[Opening GIVEN ENTRIES section]
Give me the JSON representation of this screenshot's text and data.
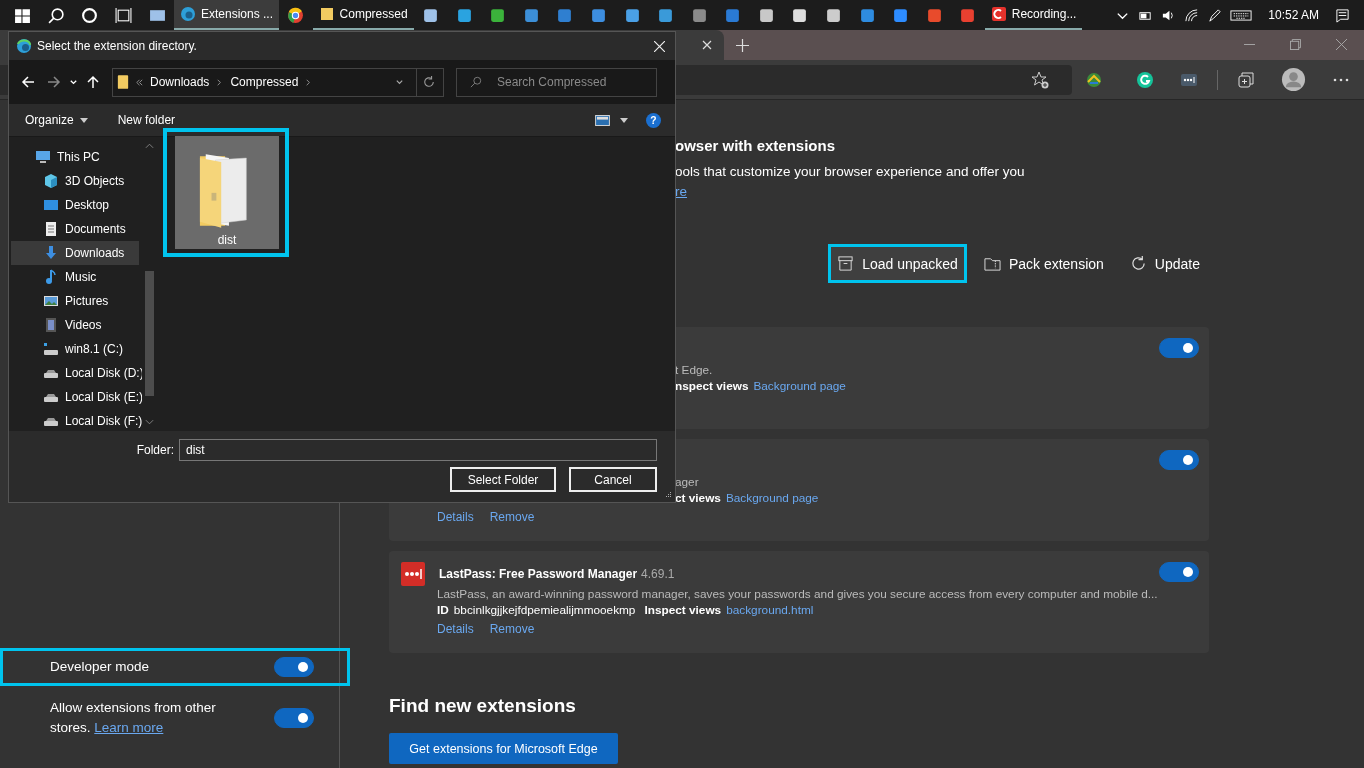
{
  "taskbar": {
    "apps": [
      {
        "label": "Extensions ...",
        "selected": true
      },
      {
        "label": "Compressed",
        "selected": false
      },
      {
        "label": "Recording...",
        "selected": false
      }
    ],
    "clock": "10:52 AM"
  },
  "page": {
    "heading_fragment": "owser with extensions",
    "text_fragment": "ools that customize your browser experience and offer you",
    "link_fragment": "re"
  },
  "actions": [
    {
      "kind": "load",
      "label": "Load unpacked",
      "highlighted": true
    },
    {
      "kind": "pack",
      "label": "Pack extension",
      "highlighted": false
    },
    {
      "kind": "update",
      "label": "Update",
      "highlighted": false
    }
  ],
  "extensions": [
    {
      "description": "t Edge.",
      "meta_label": "nspect views",
      "link": "Background page",
      "enabled": true
    },
    {
      "description": "ager",
      "meta_label": "ct views",
      "link": "Background page",
      "buttons": [
        "Details",
        "Remove"
      ],
      "enabled": true
    },
    {
      "name": "LastPass: Free Password Manager",
      "version": "4.69.1",
      "description": "LastPass, an award-winning password manager, saves your passwords and gives you secure access from every computer and mobile d...",
      "id_label": "ID",
      "id": "bbcinlkgjjkejfdpemiealijmmooekmp",
      "meta_label": "Inspect views",
      "link": "background.html",
      "buttons": [
        "Details",
        "Remove"
      ],
      "enabled": true
    }
  ],
  "settings": [
    {
      "label": "Developer mode",
      "on": true,
      "highlighted": true
    },
    {
      "label": "Allow extensions from other stores.",
      "link": "Learn more",
      "on": true,
      "highlighted": false
    }
  ],
  "find_new": {
    "heading": "Find new extensions",
    "button": "Get extensions for Microsoft Edge"
  },
  "dialog": {
    "title": "Select the extension directory.",
    "path": [
      "Downloads",
      "Compressed"
    ],
    "search_placeholder": "Search Compressed",
    "toolbar": [
      "Organize",
      "New folder"
    ],
    "help": "?",
    "nav": [
      {
        "kind": "pc",
        "label": "This PC",
        "selected": false,
        "children": [
          {
            "kind": "cube",
            "label": "3D Objects",
            "selected": false
          },
          {
            "kind": "desktop",
            "label": "Desktop",
            "selected": false
          },
          {
            "kind": "documents",
            "label": "Documents",
            "selected": false
          },
          {
            "kind": "downloads",
            "label": "Downloads",
            "selected": true
          },
          {
            "kind": "music",
            "label": "Music",
            "selected": false
          },
          {
            "kind": "pictures",
            "label": "Pictures",
            "selected": false
          },
          {
            "kind": "videos",
            "label": "Videos",
            "selected": false
          },
          {
            "kind": "system",
            "label": "win8.1 (C:)",
            "selected": false
          },
          {
            "kind": "disk",
            "label": "Local Disk (D:)",
            "selected": false
          },
          {
            "kind": "disk",
            "label": "Local Disk (E:)",
            "selected": false
          },
          {
            "kind": "disk",
            "label": "Local Disk (F:)",
            "selected": false
          }
        ]
      }
    ],
    "files": [
      {
        "name": "dist",
        "selected": true,
        "highlighted": true
      }
    ],
    "folder_label": "Folder:",
    "folder_value": "dist",
    "buttons": [
      "Select Folder",
      "Cancel"
    ]
  }
}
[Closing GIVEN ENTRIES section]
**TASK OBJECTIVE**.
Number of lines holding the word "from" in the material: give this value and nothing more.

**REPLY TO THE TASK**.
2